If you're curious about wooin' and screwin' in ancient Rome, Ovid is happy to help. His Ars Amatoria (The Art of Love) is a series of three books, the first of which explains how to find a woman, the second of which explains how to keep her, the third of which explains, for women, how to keep a man. In other words, this is one of the earliest self-help books, and it was full of sexual discussion.
There are sections on how not to forget a woman's birthday and not asking her overly personal questions, as you might see in many self-help books. There are also kinky sex details. Ovid writes about how men can achieve their most intense orgasm and which sexual positions work best. In the third book, you'll find a sex manual for women, which tells them to play to their strengths:
"She who’s known for her face, lie there face upwards:let her back be seen, she who’s back delights. Milanion bore Atalanta’s legs on his shoulders: if they’re good looking, that mode’s acceptable. Let the small be carried by a horse: Andromache, his Theban bride, was too tall to straddle Hector’s horse. Let a woman noted for her length of body, press the bed with her knees, arch her neck slightly. She who has youthful thighs, and faultless breasts, the man might stand, she spread, with her body downwards."
In other words: make sure you look your best when it's time to hop on the D-train to Bonetown. The sex will be better that way.see more on Ars Amatoria
Sextus Propertius wrote quite a bit about love and sex, often taking a female point of view. Even when assuming the female gaze, however, his sex writing was violent. Where there's shagging in his elegies, there are bruises, torn clothing, pulled hair, and domination. The poetry is desperate, vicious, and portrays domination and submission in the bedroom.
What's more, the man is not always dominant in these relationships. In some stories, the mistress is very forceful, and causes her man great suffering. This suffering is part and parcel of sexual desire.

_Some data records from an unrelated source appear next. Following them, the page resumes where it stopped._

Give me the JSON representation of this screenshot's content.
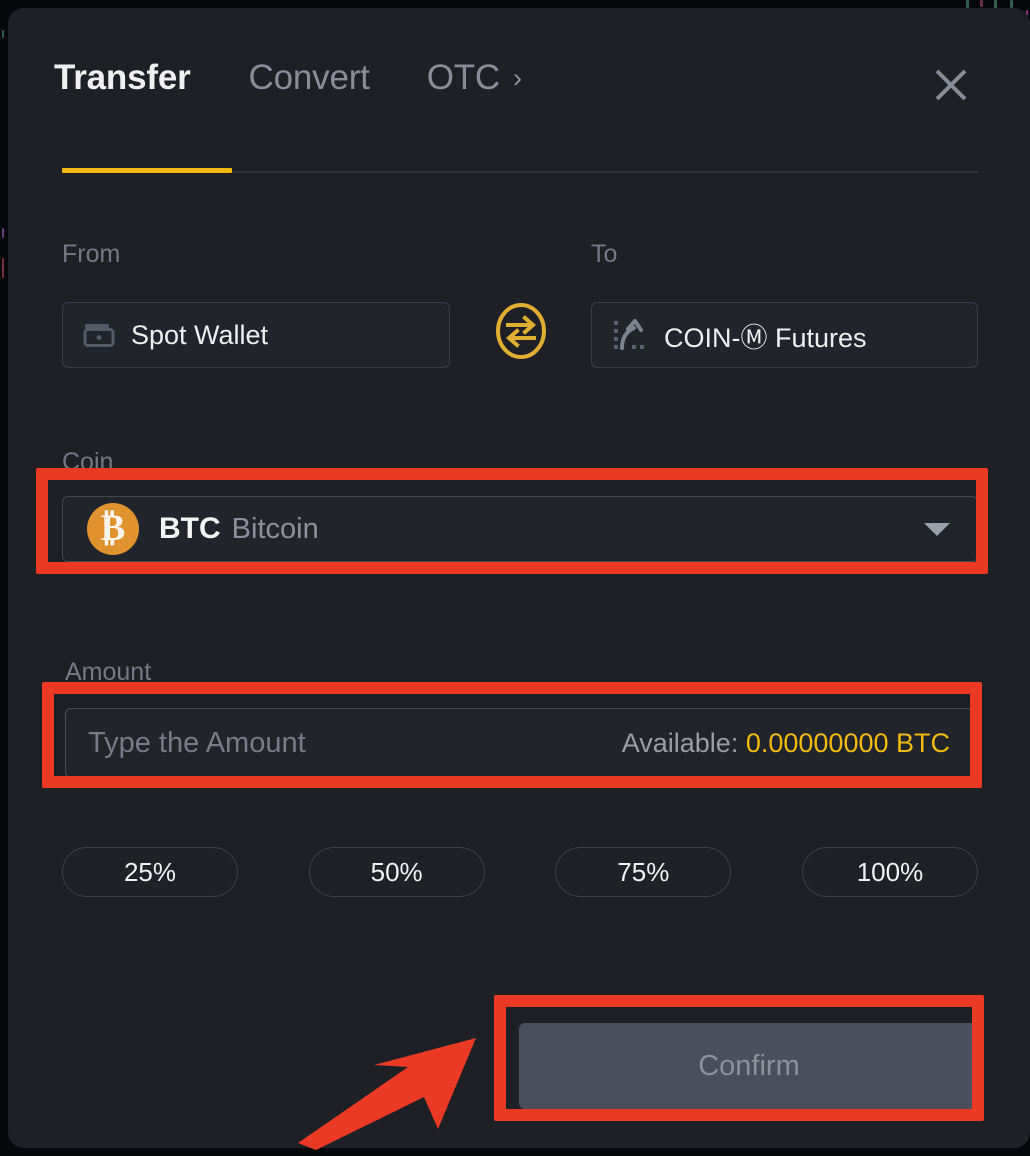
{
  "panel": {
    "name": "Transfer dialog",
    "tabs": [
      {
        "label": "Transfer",
        "active": true
      },
      {
        "label": "Convert",
        "active": false
      },
      {
        "label": "OTC",
        "active": false
      }
    ],
    "otc_chevron": "›",
    "close_icon": "close-icon"
  },
  "from": {
    "label": "From",
    "wallet": "Spot Wallet",
    "icon": "wallet-icon"
  },
  "to": {
    "label": "To",
    "wallet": "COIN-Ⓜ Futures",
    "icon": "futures-chart-icon"
  },
  "swap": {
    "icon": "swap-arrows-icon"
  },
  "coin": {
    "label": "Coin",
    "symbol": "BTC",
    "name": "Bitcoin",
    "badge_glyph": "₿",
    "badge_color": "#e0922f",
    "caret_icon": "chevron-down-icon"
  },
  "amount": {
    "label": "Amount",
    "value": "",
    "placeholder": "Type the Amount",
    "available_label": "Available:",
    "available_value": "0.00000000 BTC",
    "available_color": "#f0b90b"
  },
  "percent_buttons": [
    {
      "label": "25%"
    },
    {
      "label": "50%"
    },
    {
      "label": "75%"
    },
    {
      "label": "100%"
    }
  ],
  "confirm": {
    "label": "Confirm",
    "enabled": false
  },
  "annotations": {
    "highlight_color": "#ea3a24",
    "boxes": [
      "coin-selector",
      "amount-input",
      "confirm-button"
    ],
    "arrow": "points at confirm button"
  },
  "theme": {
    "panel_bg": "#1e2026",
    "page_bg": "#07080b",
    "accent": "#f0b90b",
    "text_primary": "#eceef1",
    "text_muted": "#8a8d99"
  }
}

"There is no constant faithfulness that won’t turn to quarreling: let cold women be my enemies’ lot. Let my friends see the wounds in my bitten neck: let the bruises show my girl has been with me. I want to suffer with love, or hear of suffering: I’d rather see your tears or else my own, whenever your eyebrows send me hidden messages, or you write with your fingers words that can’t be spoken. I hate those sighs that never shatter sleep: I’d always wish to turn pale at an angry girl."
The Priapeia is a collection of 95 poems, by various authors, all about Priapus, god of penises. The poems were found, not on paper, but on a series of statues of the god of d*cks. Some contain monologues in which Priapus congratulates himself on his sexual prowess, delivered to no one in particular in massive orchard, of which he was the guardian.
Martial, Virgil, and Ovid all offered their two inches in different sections of these poems. Some of the poems are as eloquent as the following:
"Darkly might I to thee say: Oh give me for ever and ever
What thou may'st constantly give while of it nothing be lost:
Give me what vainly thou'lt long to bestow in the days that are coming
When that invidious beard either soft cheek shall invade;
What unto Jove gave he who, borne by the worshipful flyer,
Mixes the gratefullest cups, ever his leman's delight;
What on the primal night maid gives to her love-longing bridegroom
Dreading ineptly the hurt dealt to a different part.
Simpler far to declare in our Latin, Lend me thy buttocks;
What shall I say to thee else? Dull's the Minerva of me."
Other subjects addressed in the Priapeia include sodomy, bestiality, and masturbation.